I've been trying to find out more about this problem and I'm not having much luck. I keep reading that applications should not have this error come up and although that's all fine and dandy, it doesn't tell me what can cause this error to show up.
I know this question is very broad as I'm sure there can be multiple causes for this error so I'll try to narrow it down a bit.
I'm working in VS2003 developing an application that uses C++.NET
The application uses mostly unmanaged code and little managed code (due to heavy interference by the garbage collector). So I'd rate it 95% unmanaged, 5% managed
I've read somewhere that unstable/buggy/incorrect unmanaged code can mess up parts of the CLR memory rendering it corrupt and throwing this error.
Since 95% of the application is unmanaged, I'm not sure where to start looking. Maybe the few classes that interact between managed and unmanaged? What about marshalling data from managed to unmanaged? Can a bad null pointer cause this failure? What other problems can cause this? Array Index out of bounds?

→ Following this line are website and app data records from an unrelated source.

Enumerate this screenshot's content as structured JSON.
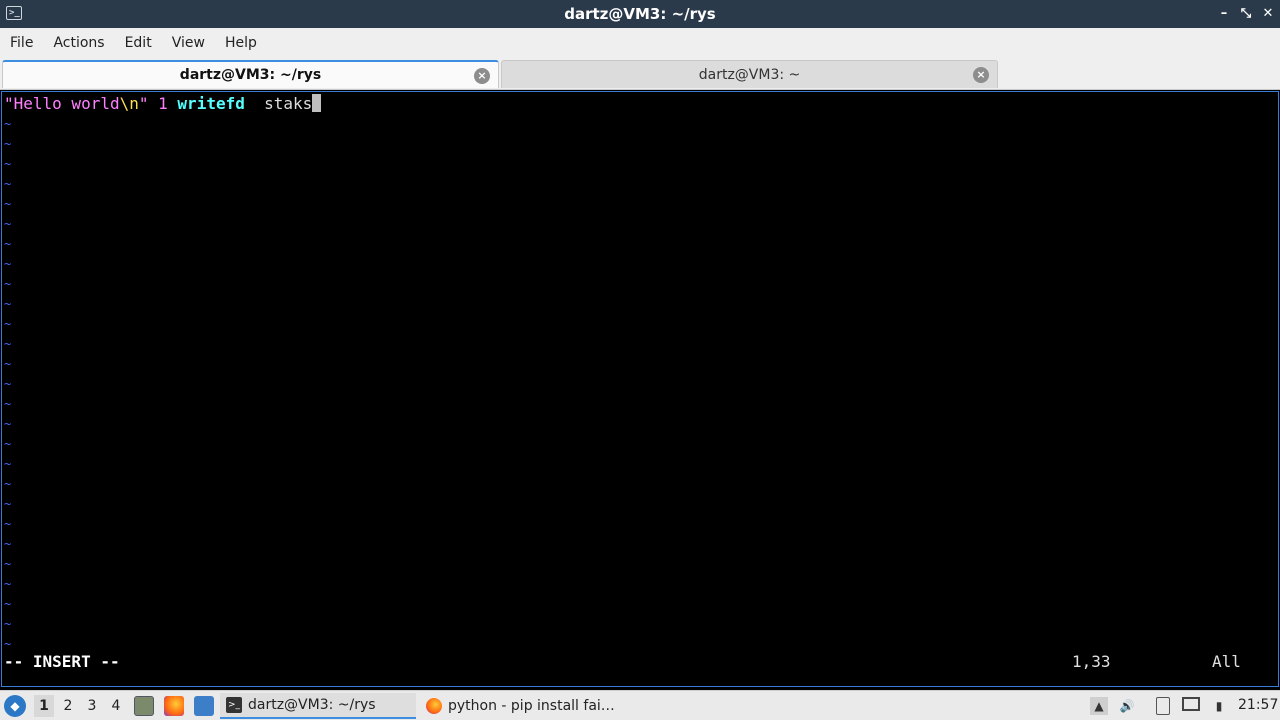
{
  "window": {
    "title": "dartz@VM3: ~/rys",
    "controls": {
      "minimize": "–",
      "maximize": "⤡",
      "close": "✕"
    }
  },
  "menubar": {
    "items": [
      "File",
      "Actions",
      "Edit",
      "View",
      "Help"
    ]
  },
  "tabs": [
    {
      "label": "dartz@VM3: ~/rys",
      "active": true
    },
    {
      "label": "dartz@VM3: ~",
      "active": false
    }
  ],
  "editor": {
    "tokens": {
      "string_open": "\"Hello world",
      "escape": "\\n",
      "string_close": "\"",
      "number": "1",
      "keyword": "writefd",
      "plain": "staks"
    },
    "tilde_char": "~",
    "mode": "-- INSERT --",
    "position": "1,33",
    "scroll": "All"
  },
  "taskbar": {
    "workspaces": [
      "1",
      "2",
      "3",
      "4"
    ],
    "active_workspace": "1",
    "tasks": [
      {
        "label": "dartz@VM3: ~/rys",
        "icon": "terminal-icon",
        "active": true
      },
      {
        "label": "python - pip install fai…",
        "icon": "firefox-icon",
        "active": false
      }
    ],
    "clock": "21:57"
  },
  "colors": {
    "titlebar": "#2b3a4a",
    "accent": "#3b8ee0",
    "string": "#ff80ff",
    "keyword": "#55ffff",
    "tilde": "#4466ff"
  }
}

What about a Null Object?
Any information/paper/article that can give a nice list of possible causes for the System.ExecutionEngine failure would be appreciated!
Thank you kindly, Alex.
Based on answers this exception can be caused in multiple scenarios, mentioning htem in answer for better visibility.
List of possible causes/scenarios -
- Argument mismatch between C++ and C#
- While using reflection
- WCF service tries to return an IList or IEnumerable here here
- Using Profiling tools
- using the std instruction in assembler
- calling ::FreeLibrary() multiple times
- .NET Clipboard calls
- using the Unity Framework
- Using the wrong marshaling
Possible workarounds/solutions -